It is that time of the year again for us to start dreaming of our sailboat, an Islander 28, harnessing the winds as we sail into the sunset. First we need to get our boat back in the water though. Spring commissioning is always a very busy time of the year for us. There is bottom paint to apply, wax to buff and usually a few repairs to make. The culmination of all this is a trip to the travel lift and Aurion being gently set down in the water once again.
Before we owned a boat large enough to require a travel lift, I was always quite curious about how that process went. My wife, Miriam, shot this video a couple years ago and I thought it might be somewhat helpful for any others out there who might also want to see the lift and how it works. I must say the crew at our marina does an excellent job and obviously know what they are doing. Hats off to the crew at Lake City Marina!

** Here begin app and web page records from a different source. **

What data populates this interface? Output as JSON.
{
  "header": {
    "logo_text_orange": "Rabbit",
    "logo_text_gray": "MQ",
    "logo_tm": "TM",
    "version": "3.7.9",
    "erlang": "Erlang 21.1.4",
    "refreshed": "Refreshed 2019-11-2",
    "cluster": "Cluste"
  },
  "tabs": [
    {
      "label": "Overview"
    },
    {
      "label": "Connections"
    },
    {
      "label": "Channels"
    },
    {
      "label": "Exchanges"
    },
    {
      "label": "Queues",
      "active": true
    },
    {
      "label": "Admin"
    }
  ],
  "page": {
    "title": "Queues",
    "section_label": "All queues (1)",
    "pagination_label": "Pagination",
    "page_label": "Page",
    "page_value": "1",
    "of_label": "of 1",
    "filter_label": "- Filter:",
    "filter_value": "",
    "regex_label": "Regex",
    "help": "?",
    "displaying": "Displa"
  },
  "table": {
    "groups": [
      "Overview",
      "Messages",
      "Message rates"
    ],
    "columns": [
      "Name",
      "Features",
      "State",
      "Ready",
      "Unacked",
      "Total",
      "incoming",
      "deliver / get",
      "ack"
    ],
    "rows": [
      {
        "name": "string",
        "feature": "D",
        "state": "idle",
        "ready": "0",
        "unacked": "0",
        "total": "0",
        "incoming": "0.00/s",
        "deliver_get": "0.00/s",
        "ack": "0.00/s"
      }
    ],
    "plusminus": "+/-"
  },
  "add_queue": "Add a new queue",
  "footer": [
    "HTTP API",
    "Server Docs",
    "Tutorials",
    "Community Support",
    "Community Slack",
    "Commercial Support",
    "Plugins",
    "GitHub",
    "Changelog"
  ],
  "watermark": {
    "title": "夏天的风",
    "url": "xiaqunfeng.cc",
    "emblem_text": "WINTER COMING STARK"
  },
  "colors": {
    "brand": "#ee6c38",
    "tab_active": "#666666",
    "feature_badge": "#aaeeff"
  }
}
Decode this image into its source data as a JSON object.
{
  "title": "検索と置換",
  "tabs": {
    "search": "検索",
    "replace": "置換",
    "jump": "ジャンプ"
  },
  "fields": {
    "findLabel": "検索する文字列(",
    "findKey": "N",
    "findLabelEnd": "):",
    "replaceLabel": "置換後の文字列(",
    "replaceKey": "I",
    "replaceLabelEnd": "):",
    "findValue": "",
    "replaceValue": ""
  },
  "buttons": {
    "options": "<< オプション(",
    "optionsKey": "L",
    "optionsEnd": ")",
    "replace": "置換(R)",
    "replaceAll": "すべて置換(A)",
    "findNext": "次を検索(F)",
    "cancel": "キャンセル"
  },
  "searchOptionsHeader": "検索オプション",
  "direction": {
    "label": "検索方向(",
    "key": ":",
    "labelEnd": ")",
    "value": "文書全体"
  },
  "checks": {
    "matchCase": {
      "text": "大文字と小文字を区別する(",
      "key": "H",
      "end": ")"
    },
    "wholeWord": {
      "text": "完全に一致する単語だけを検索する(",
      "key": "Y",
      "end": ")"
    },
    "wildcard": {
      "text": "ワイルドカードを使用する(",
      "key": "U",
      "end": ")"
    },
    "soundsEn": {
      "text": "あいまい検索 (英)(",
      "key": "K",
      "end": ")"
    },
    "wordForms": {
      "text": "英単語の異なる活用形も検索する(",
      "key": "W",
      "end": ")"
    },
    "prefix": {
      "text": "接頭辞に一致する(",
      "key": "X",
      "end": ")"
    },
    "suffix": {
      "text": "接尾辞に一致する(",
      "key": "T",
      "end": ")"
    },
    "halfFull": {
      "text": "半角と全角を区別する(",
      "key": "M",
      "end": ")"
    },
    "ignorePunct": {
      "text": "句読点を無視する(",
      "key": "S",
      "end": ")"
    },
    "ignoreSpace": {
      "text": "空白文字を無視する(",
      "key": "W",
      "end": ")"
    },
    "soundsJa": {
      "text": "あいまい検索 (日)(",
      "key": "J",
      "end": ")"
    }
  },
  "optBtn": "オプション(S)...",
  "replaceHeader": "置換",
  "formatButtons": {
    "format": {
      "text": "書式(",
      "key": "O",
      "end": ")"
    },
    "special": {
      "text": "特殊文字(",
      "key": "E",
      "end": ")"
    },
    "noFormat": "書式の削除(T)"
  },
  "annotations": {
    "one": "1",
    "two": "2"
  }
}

After they bring the boat over to the staging area on the cradle, the crew drive the travel lift over the boat. Next they run the straps under fore and aft of the keel so that the boat will be lifted off of the cradle horizontally. After everything is secured, the travel lift is positioned in front of the lift basin. Here is the part where I scurry about applying the bottom paint to the areas under the cradle pads. After a few minutes of dry time, they lower our sailboat into the water and move her to the dock. Whew! Safe in the water again!
This year is no different for us before spring commissioning day. The two repair projects to complete before Aurion is ready for the water are a new raw water intake valve for the engine and a new transducer for a depth finder. The intake valve is already finished and I have the last step in the procedure for the transducer to complete, namely tightening the nut after the sealant has cured. Still will need to run the cable, but that can be done at the dock.
The video is a good way to get myself pumped up to finish the projects and get the buffer out get the top sides gleaming again!